▶ Stored data
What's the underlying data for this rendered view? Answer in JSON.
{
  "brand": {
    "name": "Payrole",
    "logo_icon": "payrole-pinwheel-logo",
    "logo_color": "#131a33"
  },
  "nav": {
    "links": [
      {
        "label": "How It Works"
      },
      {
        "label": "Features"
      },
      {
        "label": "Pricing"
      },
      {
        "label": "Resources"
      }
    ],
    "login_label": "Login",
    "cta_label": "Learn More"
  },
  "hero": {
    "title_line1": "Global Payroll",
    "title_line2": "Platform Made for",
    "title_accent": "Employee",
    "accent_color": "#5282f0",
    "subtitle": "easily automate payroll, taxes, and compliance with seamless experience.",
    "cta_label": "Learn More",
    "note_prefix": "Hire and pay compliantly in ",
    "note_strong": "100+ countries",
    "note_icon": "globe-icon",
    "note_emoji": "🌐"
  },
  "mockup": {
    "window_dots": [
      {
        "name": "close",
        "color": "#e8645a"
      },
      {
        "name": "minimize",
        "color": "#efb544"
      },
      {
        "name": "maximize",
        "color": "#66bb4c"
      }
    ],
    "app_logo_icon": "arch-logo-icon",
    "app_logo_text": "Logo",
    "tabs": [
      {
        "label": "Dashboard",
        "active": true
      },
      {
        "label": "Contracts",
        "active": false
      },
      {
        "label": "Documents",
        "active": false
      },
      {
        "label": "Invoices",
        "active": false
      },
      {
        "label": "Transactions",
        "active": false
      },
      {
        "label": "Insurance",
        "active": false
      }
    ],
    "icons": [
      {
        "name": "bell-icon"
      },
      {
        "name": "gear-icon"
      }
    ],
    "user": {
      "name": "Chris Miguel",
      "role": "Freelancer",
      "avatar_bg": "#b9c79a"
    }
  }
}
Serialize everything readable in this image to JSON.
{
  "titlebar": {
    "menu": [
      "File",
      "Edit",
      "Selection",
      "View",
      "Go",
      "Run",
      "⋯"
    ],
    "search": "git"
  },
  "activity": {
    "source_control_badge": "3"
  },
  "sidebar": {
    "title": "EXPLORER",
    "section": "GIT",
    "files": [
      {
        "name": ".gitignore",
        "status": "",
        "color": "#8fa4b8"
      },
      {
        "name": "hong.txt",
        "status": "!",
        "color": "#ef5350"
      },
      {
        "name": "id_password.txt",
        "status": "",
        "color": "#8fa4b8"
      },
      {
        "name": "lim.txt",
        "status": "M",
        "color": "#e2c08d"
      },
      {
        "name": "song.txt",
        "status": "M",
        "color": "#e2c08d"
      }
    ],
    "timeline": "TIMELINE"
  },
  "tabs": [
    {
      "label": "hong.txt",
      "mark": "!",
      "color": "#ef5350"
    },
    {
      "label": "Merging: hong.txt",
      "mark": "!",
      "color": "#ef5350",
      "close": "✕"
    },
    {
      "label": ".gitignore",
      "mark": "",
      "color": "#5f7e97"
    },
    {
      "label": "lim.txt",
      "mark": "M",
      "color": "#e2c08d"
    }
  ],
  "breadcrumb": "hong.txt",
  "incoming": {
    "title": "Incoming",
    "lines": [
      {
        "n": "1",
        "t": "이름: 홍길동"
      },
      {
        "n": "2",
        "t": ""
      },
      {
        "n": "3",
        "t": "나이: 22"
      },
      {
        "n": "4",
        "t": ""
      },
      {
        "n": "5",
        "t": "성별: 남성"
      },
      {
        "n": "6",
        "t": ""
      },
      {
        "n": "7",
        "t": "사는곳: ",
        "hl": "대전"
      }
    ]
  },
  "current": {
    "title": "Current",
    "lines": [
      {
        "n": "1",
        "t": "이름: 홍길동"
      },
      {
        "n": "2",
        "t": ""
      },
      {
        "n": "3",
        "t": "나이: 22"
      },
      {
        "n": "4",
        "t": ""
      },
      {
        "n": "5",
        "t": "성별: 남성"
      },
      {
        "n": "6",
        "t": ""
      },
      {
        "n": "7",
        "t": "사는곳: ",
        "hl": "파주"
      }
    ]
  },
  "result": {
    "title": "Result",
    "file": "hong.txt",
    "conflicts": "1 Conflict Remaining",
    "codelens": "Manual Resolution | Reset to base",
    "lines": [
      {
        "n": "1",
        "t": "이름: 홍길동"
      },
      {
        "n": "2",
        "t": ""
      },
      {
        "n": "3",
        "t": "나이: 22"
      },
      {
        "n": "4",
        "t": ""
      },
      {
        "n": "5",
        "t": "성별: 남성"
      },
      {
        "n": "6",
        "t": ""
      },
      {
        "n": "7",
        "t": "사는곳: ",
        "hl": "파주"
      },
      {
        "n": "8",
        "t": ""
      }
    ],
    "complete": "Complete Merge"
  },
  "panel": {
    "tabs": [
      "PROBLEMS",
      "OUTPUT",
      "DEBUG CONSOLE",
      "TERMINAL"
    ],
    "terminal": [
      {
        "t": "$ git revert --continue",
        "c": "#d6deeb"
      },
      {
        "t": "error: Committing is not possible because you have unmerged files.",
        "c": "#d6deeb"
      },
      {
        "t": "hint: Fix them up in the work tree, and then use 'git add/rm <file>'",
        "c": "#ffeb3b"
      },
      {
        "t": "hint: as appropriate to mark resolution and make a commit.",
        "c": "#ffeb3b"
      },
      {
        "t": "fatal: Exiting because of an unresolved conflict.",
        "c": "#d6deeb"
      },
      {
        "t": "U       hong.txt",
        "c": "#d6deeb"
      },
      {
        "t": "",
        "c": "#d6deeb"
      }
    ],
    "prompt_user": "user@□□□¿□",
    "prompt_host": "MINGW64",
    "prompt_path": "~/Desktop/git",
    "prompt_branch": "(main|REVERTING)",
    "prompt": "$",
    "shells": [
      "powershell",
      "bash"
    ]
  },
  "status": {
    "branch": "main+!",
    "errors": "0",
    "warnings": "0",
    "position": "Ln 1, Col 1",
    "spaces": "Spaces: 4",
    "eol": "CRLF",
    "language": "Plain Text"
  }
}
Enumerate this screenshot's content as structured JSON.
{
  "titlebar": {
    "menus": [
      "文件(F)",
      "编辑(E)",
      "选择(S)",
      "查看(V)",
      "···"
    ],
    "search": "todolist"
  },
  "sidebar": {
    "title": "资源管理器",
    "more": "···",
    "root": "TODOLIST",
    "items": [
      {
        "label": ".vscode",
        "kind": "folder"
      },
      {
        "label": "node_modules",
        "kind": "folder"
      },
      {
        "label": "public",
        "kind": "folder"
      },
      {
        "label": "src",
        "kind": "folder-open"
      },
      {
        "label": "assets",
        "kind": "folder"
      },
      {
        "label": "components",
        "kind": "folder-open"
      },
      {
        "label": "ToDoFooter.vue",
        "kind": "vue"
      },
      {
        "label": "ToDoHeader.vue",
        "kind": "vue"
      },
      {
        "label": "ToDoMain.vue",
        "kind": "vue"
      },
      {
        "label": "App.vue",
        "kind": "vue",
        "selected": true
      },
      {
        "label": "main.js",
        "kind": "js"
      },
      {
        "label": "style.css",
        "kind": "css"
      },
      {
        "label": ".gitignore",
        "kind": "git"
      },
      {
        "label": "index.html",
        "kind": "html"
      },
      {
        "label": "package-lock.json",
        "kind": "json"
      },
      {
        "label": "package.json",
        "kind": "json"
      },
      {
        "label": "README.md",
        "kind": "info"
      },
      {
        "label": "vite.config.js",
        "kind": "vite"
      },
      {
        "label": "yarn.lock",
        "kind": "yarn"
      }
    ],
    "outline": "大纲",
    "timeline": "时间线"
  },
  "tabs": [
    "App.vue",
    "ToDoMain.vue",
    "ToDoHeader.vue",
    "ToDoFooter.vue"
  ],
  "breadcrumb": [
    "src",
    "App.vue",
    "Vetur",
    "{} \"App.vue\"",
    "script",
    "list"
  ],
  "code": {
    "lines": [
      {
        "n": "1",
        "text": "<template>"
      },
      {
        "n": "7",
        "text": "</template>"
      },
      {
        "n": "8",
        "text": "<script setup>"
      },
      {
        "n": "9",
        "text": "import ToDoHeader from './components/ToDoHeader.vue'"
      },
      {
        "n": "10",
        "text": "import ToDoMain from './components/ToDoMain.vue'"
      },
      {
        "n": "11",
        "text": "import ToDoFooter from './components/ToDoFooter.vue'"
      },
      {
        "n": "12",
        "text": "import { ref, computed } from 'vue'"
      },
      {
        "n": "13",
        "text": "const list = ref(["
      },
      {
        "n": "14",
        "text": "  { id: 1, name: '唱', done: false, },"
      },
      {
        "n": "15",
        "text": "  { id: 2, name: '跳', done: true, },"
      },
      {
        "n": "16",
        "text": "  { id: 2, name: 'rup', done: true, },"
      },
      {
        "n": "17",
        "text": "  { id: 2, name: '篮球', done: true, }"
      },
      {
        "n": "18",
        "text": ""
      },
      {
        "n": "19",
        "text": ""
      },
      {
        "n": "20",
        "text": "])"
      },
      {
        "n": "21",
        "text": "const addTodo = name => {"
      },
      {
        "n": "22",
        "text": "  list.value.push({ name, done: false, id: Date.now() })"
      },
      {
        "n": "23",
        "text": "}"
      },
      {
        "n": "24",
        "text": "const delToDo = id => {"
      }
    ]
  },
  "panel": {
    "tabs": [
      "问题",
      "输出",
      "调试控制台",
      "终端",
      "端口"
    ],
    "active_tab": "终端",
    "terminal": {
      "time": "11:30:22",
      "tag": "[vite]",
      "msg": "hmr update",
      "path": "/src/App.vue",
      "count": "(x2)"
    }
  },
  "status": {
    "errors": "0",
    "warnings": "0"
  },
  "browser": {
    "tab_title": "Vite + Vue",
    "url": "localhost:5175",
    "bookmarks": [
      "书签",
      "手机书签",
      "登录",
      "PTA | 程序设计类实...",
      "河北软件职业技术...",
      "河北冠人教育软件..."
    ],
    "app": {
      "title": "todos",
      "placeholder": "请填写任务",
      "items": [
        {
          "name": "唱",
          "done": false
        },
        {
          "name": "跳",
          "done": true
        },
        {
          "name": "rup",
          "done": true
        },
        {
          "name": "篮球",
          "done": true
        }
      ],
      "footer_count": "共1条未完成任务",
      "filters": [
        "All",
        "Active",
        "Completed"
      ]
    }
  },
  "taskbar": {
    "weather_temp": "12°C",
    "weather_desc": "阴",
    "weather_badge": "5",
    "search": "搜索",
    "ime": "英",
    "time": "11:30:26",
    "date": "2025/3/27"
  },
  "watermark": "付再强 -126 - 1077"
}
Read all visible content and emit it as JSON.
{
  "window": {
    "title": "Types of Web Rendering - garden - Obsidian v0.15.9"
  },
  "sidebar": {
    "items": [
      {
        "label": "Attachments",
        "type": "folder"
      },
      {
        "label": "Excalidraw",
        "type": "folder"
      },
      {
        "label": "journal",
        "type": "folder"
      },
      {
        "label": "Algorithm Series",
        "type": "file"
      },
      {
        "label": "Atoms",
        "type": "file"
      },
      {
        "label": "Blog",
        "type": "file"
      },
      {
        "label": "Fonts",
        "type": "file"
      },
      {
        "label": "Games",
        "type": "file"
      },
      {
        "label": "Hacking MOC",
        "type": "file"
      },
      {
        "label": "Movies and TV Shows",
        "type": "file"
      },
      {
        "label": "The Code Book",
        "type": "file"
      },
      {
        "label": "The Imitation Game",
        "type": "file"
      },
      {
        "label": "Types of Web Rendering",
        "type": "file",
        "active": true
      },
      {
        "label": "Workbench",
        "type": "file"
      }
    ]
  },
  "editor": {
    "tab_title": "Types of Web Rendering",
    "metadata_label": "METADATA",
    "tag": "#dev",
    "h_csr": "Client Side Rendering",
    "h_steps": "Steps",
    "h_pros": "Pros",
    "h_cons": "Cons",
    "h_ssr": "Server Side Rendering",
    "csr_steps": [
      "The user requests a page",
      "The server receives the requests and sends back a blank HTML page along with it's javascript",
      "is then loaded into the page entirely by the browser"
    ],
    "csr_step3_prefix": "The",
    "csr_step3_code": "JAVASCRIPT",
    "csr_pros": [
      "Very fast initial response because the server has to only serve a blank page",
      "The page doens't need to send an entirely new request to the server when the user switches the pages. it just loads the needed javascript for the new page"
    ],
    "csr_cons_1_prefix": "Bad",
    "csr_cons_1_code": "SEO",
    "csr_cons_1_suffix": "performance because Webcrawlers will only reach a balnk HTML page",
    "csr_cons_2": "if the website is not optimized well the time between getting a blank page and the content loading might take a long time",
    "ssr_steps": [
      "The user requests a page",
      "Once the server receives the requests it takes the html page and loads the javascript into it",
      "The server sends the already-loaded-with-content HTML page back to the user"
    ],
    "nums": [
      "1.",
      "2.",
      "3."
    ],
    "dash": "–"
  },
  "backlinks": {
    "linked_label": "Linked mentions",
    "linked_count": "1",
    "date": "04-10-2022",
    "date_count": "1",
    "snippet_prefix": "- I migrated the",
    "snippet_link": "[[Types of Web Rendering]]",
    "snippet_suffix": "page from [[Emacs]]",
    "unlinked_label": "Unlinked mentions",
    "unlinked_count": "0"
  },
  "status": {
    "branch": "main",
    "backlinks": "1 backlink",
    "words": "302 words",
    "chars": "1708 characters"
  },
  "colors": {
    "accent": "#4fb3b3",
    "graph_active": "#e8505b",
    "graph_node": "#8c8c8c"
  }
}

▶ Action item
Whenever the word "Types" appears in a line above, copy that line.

▶ Response to the exercise
    "title": "Types of Web Rendering - garden - Obsidian v0.15.9"
        "label": "Types of Web Rendering",
    "tab_title": "Types of Web Rendering",
    "snippet_link": "[[Types of Web Rendering]]",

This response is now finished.